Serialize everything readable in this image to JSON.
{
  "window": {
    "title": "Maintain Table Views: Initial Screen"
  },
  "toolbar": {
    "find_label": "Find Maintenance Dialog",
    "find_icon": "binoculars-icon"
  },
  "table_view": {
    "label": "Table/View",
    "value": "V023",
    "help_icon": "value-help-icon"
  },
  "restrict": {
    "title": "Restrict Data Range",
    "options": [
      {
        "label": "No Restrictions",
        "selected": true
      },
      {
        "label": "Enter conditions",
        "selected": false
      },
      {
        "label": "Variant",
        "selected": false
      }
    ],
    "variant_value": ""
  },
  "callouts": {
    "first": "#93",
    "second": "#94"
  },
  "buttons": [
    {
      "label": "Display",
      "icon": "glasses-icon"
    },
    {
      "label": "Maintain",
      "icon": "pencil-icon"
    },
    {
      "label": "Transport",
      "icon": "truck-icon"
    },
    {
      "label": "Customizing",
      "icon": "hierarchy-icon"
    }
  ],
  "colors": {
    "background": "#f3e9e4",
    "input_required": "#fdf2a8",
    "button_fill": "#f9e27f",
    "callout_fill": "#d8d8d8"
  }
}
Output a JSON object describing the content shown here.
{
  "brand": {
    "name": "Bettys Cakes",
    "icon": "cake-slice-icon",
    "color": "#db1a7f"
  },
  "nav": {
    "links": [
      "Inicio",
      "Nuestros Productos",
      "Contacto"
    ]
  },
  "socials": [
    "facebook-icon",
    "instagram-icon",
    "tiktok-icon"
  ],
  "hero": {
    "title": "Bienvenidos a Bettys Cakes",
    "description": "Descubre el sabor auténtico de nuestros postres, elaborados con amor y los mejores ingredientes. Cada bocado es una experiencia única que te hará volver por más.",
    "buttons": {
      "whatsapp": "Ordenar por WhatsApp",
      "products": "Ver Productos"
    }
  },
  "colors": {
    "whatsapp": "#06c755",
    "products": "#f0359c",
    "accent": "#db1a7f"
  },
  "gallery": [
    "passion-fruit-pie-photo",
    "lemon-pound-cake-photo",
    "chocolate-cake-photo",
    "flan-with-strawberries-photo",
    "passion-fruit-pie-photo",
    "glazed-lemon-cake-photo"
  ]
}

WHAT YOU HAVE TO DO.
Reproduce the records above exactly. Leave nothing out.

ANSWER SPACE.
Serialize everything readable in this image to JSON.
{
  "window": {
    "title": "Maintain Table Views: Initial Screen"
  },
  "toolbar": {
    "find_label": "Find Maintenance Dialog",
    "find_icon": "binoculars-icon"
  },
  "table_view": {
    "label": "Table/View",
    "value": "V023",
    "help_icon": "value-help-icon"
  },
  "restrict": {
    "title": "Restrict Data Range",
    "options": [
      {
        "label": "No Restrictions",
        "selected": true
      },
      {
        "label": "Enter conditions",
        "selected": false
      },
      {
        "label": "Variant",
        "selected": false
      }
    ],
    "variant_value": ""
  },
  "callouts": {
    "first": "#93",
    "second": "#94"
  },
  "buttons": [
    {
      "label": "Display",
      "icon": "glasses-icon"
    },
    {
      "label": "Maintain",
      "icon": "pencil-icon"
    },
    {
      "label": "Transport",
      "icon": "truck-icon"
    },
    {
      "label": "Customizing",
      "icon": "hierarchy-icon"
    }
  ],
  "colors": {
    "background": "#f3e9e4",
    "input_required": "#fdf2a8",
    "button_fill": "#f9e27f",
    "callout_fill": "#d8d8d8"
  }
}
Output a JSON object describing the content shown here.
{
  "brand": {
    "name": "Bettys Cakes",
    "icon": "cake-slice-icon",
    "color": "#db1a7f"
  },
  "nav": {
    "links": [
      "Inicio",
      "Nuestros Productos",
      "Contacto"
    ]
  },
  "socials": [
    "facebook-icon",
    "instagram-icon",
    "tiktok-icon"
  ],
  "hero": {
    "title": "Bienvenidos a Bettys Cakes",
    "description": "Descubre el sabor auténtico de nuestros postres, elaborados con amor y los mejores ingredientes. Cada bocado es una experiencia única que te hará volver por más.",
    "buttons": {
      "whatsapp": "Ordenar por WhatsApp",
      "products": "Ver Productos"
    }
  },
  "colors": {
    "whatsapp": "#06c755",
    "products": "#f0359c",
    "accent": "#db1a7f"
  },
  "gallery": [
    "passion-fruit-pie-photo",
    "lemon-pound-cake-photo",
    "chocolate-cake-photo",
    "flan-with-strawberries-photo",
    "passion-fruit-pie-photo",
    "glazed-lemon-cake-photo"
  ]
}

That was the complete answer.